Exercise details: From the first line to the last, print the records exactly.

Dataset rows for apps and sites
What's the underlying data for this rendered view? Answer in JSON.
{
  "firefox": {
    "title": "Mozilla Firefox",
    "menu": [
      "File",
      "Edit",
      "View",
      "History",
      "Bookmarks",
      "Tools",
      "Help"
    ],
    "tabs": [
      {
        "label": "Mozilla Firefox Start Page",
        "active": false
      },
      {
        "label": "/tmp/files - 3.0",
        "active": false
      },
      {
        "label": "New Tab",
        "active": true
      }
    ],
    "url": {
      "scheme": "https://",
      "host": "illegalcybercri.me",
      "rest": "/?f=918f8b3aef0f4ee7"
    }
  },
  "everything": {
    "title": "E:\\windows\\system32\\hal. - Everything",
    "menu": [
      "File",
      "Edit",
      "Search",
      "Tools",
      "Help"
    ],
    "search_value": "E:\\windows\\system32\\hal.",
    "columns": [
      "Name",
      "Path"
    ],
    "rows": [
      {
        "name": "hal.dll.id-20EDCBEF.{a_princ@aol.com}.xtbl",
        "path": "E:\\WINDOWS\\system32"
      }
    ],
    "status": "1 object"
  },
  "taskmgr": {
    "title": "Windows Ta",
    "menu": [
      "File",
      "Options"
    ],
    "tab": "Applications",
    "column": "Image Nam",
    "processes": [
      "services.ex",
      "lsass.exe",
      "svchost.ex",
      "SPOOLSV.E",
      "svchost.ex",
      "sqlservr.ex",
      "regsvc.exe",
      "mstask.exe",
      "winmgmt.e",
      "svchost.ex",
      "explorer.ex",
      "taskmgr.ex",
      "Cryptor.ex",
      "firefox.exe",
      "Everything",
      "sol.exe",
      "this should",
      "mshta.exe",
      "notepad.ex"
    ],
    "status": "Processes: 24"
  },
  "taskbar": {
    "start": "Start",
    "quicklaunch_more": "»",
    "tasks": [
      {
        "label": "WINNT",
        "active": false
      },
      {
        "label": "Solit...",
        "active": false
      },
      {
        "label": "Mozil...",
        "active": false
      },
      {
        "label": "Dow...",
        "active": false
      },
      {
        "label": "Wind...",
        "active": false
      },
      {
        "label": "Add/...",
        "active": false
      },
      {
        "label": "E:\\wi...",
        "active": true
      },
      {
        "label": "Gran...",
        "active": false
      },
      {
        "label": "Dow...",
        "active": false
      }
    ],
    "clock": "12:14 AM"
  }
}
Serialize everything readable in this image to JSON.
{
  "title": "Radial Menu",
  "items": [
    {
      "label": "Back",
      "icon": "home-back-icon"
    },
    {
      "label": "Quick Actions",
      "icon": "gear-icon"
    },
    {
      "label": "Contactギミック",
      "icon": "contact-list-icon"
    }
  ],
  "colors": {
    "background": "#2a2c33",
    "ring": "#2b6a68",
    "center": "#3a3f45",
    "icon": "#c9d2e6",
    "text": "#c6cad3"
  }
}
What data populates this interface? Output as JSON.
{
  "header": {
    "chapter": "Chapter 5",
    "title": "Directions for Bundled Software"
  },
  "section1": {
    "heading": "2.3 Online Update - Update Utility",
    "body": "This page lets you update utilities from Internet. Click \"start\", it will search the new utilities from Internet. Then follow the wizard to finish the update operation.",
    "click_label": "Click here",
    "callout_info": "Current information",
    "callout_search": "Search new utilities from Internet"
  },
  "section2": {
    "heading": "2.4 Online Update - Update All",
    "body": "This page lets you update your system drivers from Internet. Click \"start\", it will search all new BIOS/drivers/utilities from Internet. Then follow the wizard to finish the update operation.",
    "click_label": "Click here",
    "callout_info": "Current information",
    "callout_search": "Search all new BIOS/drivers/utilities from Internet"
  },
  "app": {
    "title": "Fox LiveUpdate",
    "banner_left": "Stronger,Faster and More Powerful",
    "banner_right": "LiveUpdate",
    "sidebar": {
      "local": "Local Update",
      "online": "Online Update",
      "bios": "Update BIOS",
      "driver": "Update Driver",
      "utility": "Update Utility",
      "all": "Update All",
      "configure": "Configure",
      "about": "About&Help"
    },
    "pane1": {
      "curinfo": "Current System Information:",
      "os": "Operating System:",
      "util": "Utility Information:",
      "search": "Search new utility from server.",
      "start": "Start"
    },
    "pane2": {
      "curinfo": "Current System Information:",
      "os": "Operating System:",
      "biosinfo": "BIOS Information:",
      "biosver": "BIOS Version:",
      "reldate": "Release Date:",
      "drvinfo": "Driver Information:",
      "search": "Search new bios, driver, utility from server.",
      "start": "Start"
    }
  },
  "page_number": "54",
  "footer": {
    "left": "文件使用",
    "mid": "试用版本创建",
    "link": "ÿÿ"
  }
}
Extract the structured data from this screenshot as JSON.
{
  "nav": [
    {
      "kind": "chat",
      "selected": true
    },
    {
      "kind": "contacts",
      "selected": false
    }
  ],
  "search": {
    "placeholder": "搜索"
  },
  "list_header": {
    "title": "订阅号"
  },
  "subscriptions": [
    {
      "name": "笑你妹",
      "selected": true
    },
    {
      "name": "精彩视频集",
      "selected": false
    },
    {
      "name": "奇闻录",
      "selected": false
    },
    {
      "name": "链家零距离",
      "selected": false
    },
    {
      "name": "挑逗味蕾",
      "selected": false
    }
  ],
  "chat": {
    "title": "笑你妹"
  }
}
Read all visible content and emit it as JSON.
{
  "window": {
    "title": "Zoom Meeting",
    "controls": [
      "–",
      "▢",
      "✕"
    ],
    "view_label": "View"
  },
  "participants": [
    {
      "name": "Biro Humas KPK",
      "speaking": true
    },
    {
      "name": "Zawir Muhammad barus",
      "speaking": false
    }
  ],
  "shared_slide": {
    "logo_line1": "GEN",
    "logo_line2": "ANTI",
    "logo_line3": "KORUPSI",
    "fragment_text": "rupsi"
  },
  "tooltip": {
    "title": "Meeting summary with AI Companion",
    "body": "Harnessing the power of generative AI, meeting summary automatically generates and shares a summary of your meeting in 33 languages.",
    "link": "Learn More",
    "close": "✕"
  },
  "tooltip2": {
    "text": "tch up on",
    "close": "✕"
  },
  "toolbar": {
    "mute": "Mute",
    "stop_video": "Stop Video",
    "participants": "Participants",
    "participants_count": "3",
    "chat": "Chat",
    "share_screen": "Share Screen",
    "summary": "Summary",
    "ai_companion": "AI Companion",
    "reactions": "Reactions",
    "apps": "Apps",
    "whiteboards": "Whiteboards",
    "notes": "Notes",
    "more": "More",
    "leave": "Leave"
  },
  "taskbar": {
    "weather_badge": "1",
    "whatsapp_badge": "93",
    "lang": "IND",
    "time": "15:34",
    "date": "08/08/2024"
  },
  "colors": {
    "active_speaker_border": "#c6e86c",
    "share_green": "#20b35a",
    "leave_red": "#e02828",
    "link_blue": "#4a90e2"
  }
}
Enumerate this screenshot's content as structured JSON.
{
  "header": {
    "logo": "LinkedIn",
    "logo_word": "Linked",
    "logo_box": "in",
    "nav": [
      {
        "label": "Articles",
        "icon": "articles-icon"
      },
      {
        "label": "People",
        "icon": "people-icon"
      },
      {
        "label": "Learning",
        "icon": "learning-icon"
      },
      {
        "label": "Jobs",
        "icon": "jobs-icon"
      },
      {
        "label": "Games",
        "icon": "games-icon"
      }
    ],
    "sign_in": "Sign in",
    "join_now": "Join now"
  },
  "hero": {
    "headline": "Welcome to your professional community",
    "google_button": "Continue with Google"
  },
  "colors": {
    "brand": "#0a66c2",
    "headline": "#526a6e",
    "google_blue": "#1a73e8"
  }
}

Exercise response:
What's the underlying data for this rendered view? Answer in JSON.
{
  "firefox": {
    "title": "Mozilla Firefox",
    "menu": [
      "File",
      "Edit",
      "View",
      "History",
      "Bookmarks",
      "Tools",
      "Help"
    ],
    "tabs": [
      {
        "label": "Mozilla Firefox Start Page",
        "active": false
      },
      {
        "label": "/tmp/files - 3.0",
        "active": false
      },
      {
        "label": "New Tab",
        "active": true
      }
    ],
    "url": {
      "scheme": "https://",
      "host": "illegalcybercri.me",
      "rest": "/?f=918f8b3aef0f4ee7"
    }
  },
  "everything": {
    "title": "E:\\windows\\system32\\hal. - Everything",
    "menu": [
      "File",
      "Edit",
      "Search",
      "Tools",
      "Help"
    ],
    "search_value": "E:\\windows\\system32\\hal.",
    "columns": [
      "Name",
      "Path"
    ],
    "rows": [
      {
        "name": "hal.dll.id-20EDCBEF.{a_princ@aol.com}.xtbl",
        "path": "E:\\WINDOWS\\system32"
      }
    ],
    "status": "1 object"
  },
  "taskmgr": {
    "title": "Windows Ta",
    "menu": [
      "File",
      "Options"
    ],
    "tab": "Applications",
    "column": "Image Nam",
    "processes": [
      "services.ex",
      "lsass.exe",
      "svchost.ex",
      "SPOOLSV.E",
      "svchost.ex",
      "sqlservr.ex",
      "regsvc.exe",
      "mstask.exe",
      "winmgmt.e",
      "svchost.ex",
      "explorer.ex",
      "taskmgr.ex",
      "Cryptor.ex",
      "firefox.exe",
      "Everything",
      "sol.exe",
      "this should",
      "mshta.exe",
      "notepad.ex"
    ],
    "status": "Processes: 24"
  },
  "taskbar": {
    "start": "Start",
    "quicklaunch_more": "»",
    "tasks": [
      {
        "label": "WINNT",
        "active": false
      },
      {
        "label": "Solit...",
        "active": false
      },
      {
        "label": "Mozil...",
        "active": false
      },
      {
        "label": "Dow...",
        "active": false
      },
      {
        "label": "Wind...",
        "active": false
      },
      {
        "label": "Add/...",
        "active": false
      },
      {
        "label": "E:\\wi...",
        "active": true
      },
      {
        "label": "Gran...",
        "active": false
      },
      {
        "label": "Dow...",
        "active": false
      }
    ],
    "clock": "12:14 AM"
  }
}
Serialize everything readable in this image to JSON.
{
  "title": "Radial Menu",
  "items": [
    {
      "label": "Back",
      "icon": "home-back-icon"
    },
    {
      "label": "Quick Actions",
      "icon": "gear-icon"
    },
    {
      "label": "Contactギミック",
      "icon": "contact-list-icon"
    }
  ],
  "colors": {
    "background": "#2a2c33",
    "ring": "#2b6a68",
    "center": "#3a3f45",
    "icon": "#c9d2e6",
    "text": "#c6cad3"
  }
}
What data populates this interface? Output as JSON.
{
  "header": {
    "chapter": "Chapter 5",
    "title": "Directions for Bundled Software"
  },
  "section1": {
    "heading": "2.3 Online Update - Update Utility",
    "body": "This page lets you update utilities from Internet. Click \"start\", it will search the new utilities from Internet. Then follow the wizard to finish the update operation.",
    "click_label": "Click here",
    "callout_info": "Current information",
    "callout_search": "Search new utilities from Internet"
  },
  "section2": {
    "heading": "2.4 Online Update - Update All",
    "body": "This page lets you update your system drivers from Internet. Click \"start\", it will search all new BIOS/drivers/utilities from Internet. Then follow the wizard to finish the update operation.",
    "click_label": "Click here",
    "callout_info": "Current information",
    "callout_search": "Search all new BIOS/drivers/utilities from Internet"
  },
  "app": {
    "title": "Fox LiveUpdate",
    "banner_left": "Stronger,Faster and More Powerful",
    "banner_right": "LiveUpdate",
    "sidebar": {
      "local": "Local Update",
      "online": "Online Update",
      "bios": "Update BIOS",
      "driver": "Update Driver",
      "utility": "Update Utility",
      "all": "Update All",
      "configure": "Configure",
      "about": "About&Help"
    },
    "pane1": {
      "curinfo": "Current System Information:",
      "os": "Operating System:",
      "util": "Utility Information:",
      "search": "Search new utility from server.",
      "start": "Start"
    },
    "pane2": {
      "curinfo": "Current System Information:",
      "os": "Operating System:",
      "biosinfo": "BIOS Information:",
      "biosver": "BIOS Version:",
      "reldate": "Release Date:",
      "drvinfo": "Driver Information:",
      "search": "Search new bios, driver, utility from server.",
      "start": "Start"
    }
  },
  "page_number": "54",
  "footer": {
    "left": "文件使用",
    "mid": "试用版本创建",
    "link": "ÿÿ"
  }
}
Extract the structured data from this screenshot as JSON.
{
  "nav": [
    {
      "kind": "chat",
      "selected": true
    },
    {
      "kind": "contacts",
      "selected": false
    }
  ],
  "search": {
    "placeholder": "搜索"
  },
  "list_header": {
    "title": "订阅号"
  },
  "subscriptions": [
    {
      "name": "笑你妹",
      "selected": true
    },
    {
      "name": "精彩视频集",
      "selected": false
    },
    {
      "name": "奇闻录",
      "selected": false
    },
    {
      "name": "链家零距离",
      "selected": false
    },
    {
      "name": "挑逗味蕾",
      "selected": false
    }
  ],
  "chat": {
    "title": "笑你妹"
  }
}
Read all visible content and emit it as JSON.
{
  "window": {
    "title": "Zoom Meeting",
    "controls": [
      "–",
      "▢",
      "✕"
    ],
    "view_label": "View"
  },
  "participants": [
    {
      "name": "Biro Humas KPK",
      "speaking": true
    },
    {
      "name": "Zawir Muhammad barus",
      "speaking": false
    }
  ],
  "shared_slide": {
    "logo_line1": "GEN",
    "logo_line2": "ANTI",
    "logo_line3": "KORUPSI",
    "fragment_text": "rupsi"
  },
  "tooltip": {
    "title": "Meeting summary with AI Companion",
    "body": "Harnessing the power of generative AI, meeting summary automatically generates and shares a summary of your meeting in 33 languages.",
    "link": "Learn More",
    "close": "✕"
  },
  "tooltip2": {
    "text": "tch up on",
    "close": "✕"
  },
  "toolbar": {
    "mute": "Mute",
    "stop_video": "Stop Video",
    "participants": "Participants",
    "participants_count": "3",
    "chat": "Chat",
    "share_screen": "Share Screen",
    "summary": "Summary",
    "ai_companion": "AI Companion",
    "reactions": "Reactions",
    "apps": "Apps",
    "whiteboards": "Whiteboards",
    "notes": "Notes",
    "more": "More",
    "leave": "Leave"
  },
  "taskbar": {
    "weather_badge": "1",
    "whatsapp_badge": "93",
    "lang": "IND",
    "time": "15:34",
    "date": "08/08/2024"
  },
  "colors": {
    "active_speaker_border": "#c6e86c",
    "share_green": "#20b35a",
    "leave_red": "#e02828",
    "link_blue": "#4a90e2"
  }
}
Enumerate this screenshot's content as structured JSON.
{
  "header": {
    "logo": "LinkedIn",
    "logo_word": "Linked",
    "logo_box": "in",
    "nav": [
      {
        "label": "Articles",
        "icon": "articles-icon"
      },
      {
        "label": "People",
        "icon": "people-icon"
      },
      {
        "label": "Learning",
        "icon": "learning-icon"
      },
      {
        "label": "Jobs",
        "icon": "jobs-icon"
      },
      {
        "label": "Games",
        "icon": "games-icon"
      }
    ],
    "sign_in": "Sign in",
    "join_now": "Join now"
  },
  "hero": {
    "headline": "Welcome to your professional community",
    "google_button": "Continue with Google"
  },
  "colors": {
    "brand": "#0a66c2",
    "headline": "#526a6e",
    "google_blue": "#1a73e8"
  }
}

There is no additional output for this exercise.